In my second year as a communications trainer, I noticed that many trainees had the same difficulties expressed in different ways: Not eating the country food, sleepless night and lack of interest in the training.
I truly understood what the trainees were going through when I got a job in Uganda as cross-cultural communications trainer. I manifested some of the symptoms I witnessed among the volunteers: Loneliness, tiredness, sleepless nights, loss of appetite. I was shocked to self-diagnose myself with a minor depression. I had to do something about it to achieve my professional goals!
According to the Mh-GAP, these are some characteristics of depression: No vision of the future, fatigue, lack of interest for practical activities, suicide thoughts, body pain, Isolation, loss of appetite and sleep.
Here are some strategies I used for personal cross-cultural management to overcome depression:

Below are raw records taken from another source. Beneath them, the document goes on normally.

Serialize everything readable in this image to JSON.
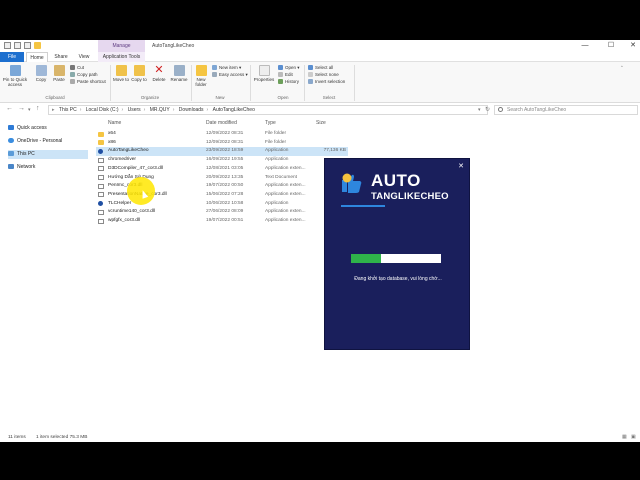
{
  "window": {
    "title": "AutoTangLikeCheo",
    "manage_tab": "Manage",
    "controls": [
      "—",
      "☐",
      "✕"
    ]
  },
  "ribbon": {
    "tabs": [
      "File",
      "Home",
      "Share",
      "View",
      "Application Tools"
    ],
    "clipboard": {
      "pin_label": "Pin to Quick access",
      "copy_label": "Copy",
      "paste_label": "Paste",
      "cut_label": "Cut",
      "copy_path_label": "Copy path",
      "paste_shortcut_label": "Paste shortcut",
      "group_label": "Clipboard"
    },
    "organize": {
      "move_label": "Move to",
      "copy_label": "Copy to",
      "delete_label": "Delete",
      "rename_label": "Rename",
      "group_label": "Organize"
    },
    "new": {
      "new_folder_label": "New folder",
      "new_item_label": "New item",
      "easy_access_label": "Easy access",
      "group_label": "New"
    },
    "open": {
      "properties_label": "Properties",
      "open_label": "Open",
      "edit_label": "Edit",
      "history_label": "History",
      "group_label": "Open"
    },
    "select": {
      "select_all_label": "Select all",
      "select_none_label": "Select none",
      "invert_label": "Invert selection",
      "group_label": "Select"
    }
  },
  "address": {
    "crumbs": [
      "This PC",
      "Local Disk (C:)",
      "Users",
      "MR.QUY",
      "Downloads",
      "AutoTangLikeCheo"
    ],
    "search_placeholder": "Search AutoTangLikeCheo"
  },
  "nav_pane": {
    "items": [
      "Quick access",
      "OneDrive - Personal",
      "This PC",
      "Network"
    ]
  },
  "file_list": {
    "headers": {
      "name": "Name",
      "date": "Date modified",
      "type": "Type",
      "size": "Size"
    },
    "rows": [
      {
        "name": "x64",
        "date": "12/09/2022 08:31",
        "type": "File folder",
        "size": "",
        "icon": "folder-icon"
      },
      {
        "name": "x86",
        "date": "12/09/2022 08:31",
        "type": "File folder",
        "size": "",
        "icon": "folder-icon"
      },
      {
        "name": "AutoTangLikeCheo",
        "date": "23/09/2022 18:59",
        "type": "Application",
        "size": "77,136 KB",
        "icon": "app-icon",
        "selected": true
      },
      {
        "name": "chromedriver",
        "date": "16/09/2022 19:55",
        "type": "Application",
        "size": "",
        "icon": "exe-icon"
      },
      {
        "name": "D3DCompiler_47_cor3.dll",
        "date": "12/08/2021 03:05",
        "type": "Application exten...",
        "size": "",
        "icon": "dll-icon"
      },
      {
        "name": "Hướng Dẫn Sử Dụng",
        "date": "20/09/2022 13:35",
        "type": "Text Document",
        "size": "",
        "icon": "doc-icon"
      },
      {
        "name": "PenImc_cor3.dll",
        "date": "19/07/2022 00:50",
        "type": "Application exten...",
        "size": "",
        "icon": "dll-icon"
      },
      {
        "name": "PresentationNative_cor3.dll",
        "date": "15/06/2022 07:28",
        "type": "Application exten...",
        "size": "",
        "icon": "dll-icon"
      },
      {
        "name": "TLCHelper",
        "date": "10/06/2022 10:58",
        "type": "Application",
        "size": "",
        "icon": "app-icon"
      },
      {
        "name": "vcruntime140_cor3.dll",
        "date": "27/06/2022 08:09",
        "type": "Application exten...",
        "size": "",
        "icon": "dll-icon"
      },
      {
        "name": "wpfgfx_cor3.dll",
        "date": "19/07/2022 00:51",
        "type": "Application exten...",
        "size": "",
        "icon": "dll-icon"
      }
    ]
  },
  "status_bar": {
    "item_count": "11 items",
    "selection": "1 item selected  75.3 MB"
  },
  "splash": {
    "logo_main": "AUTO",
    "logo_sub": "TANGLIKECHEO",
    "progress": 0.33,
    "status": "Đang khởi tạo database, vui lòng chờ...",
    "colors": {
      "background": "#1a1f5c",
      "progress_fill": "#2fb34a",
      "badge_blue": "#2e86de",
      "badge_yellow": "#f6c23e"
    }
  },
  "colors": {
    "file_tab": "#1c6fcf",
    "selection": "#cce4f7",
    "manage_tab": "#e6d8ef"
  }
}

1. Focused: I asked myself this question several times: “Why are you in Uganda?” The answers were powerful and energized me to get out of the bed and go to work. I started a daily agenda with specifics goals and, it was nice to achieve something meaningful at the end of each day!
2. Identify what makes you have fun: I enjoy watching movies and listening to music and playing sports. These activities made me laugh, relax and I developed the love for practical activities.
3. Communicate with home friends: Good emotions are nurtured by communication with people you love or feel comfortable with. Keeping a good conversation with them made me feel like they were with me.
4. Start a blog and write your daily challenges and how you managed them: Therapeutic writing is the name given to a writing action in order to cure depression. I started a blog (seed4future.wordpress.com) not with a therapeutic purpose but later, I realized that writing helped me feel good and happy.
5. Make new friends: Whether In the compound or the community, I noticed I could build new relationships. I used the excuse of learning the local language to connect with new people.
I was happy to cope with the new environment after 6-9 months. I slept well, enjoyed the food or spent some days without missing home because I had a new home around me. Apart from my professional duties, I volunteered for disabled people to develop an integrated community project.
The major achievement during that period is the blog I started and which made me reach thousands of people worldwide including you reading this article.
I would like to know how you overcame depression out your comfort zone.
Herve Boris NGATE,Cross-Cultural Psychologist/Communications/Blogger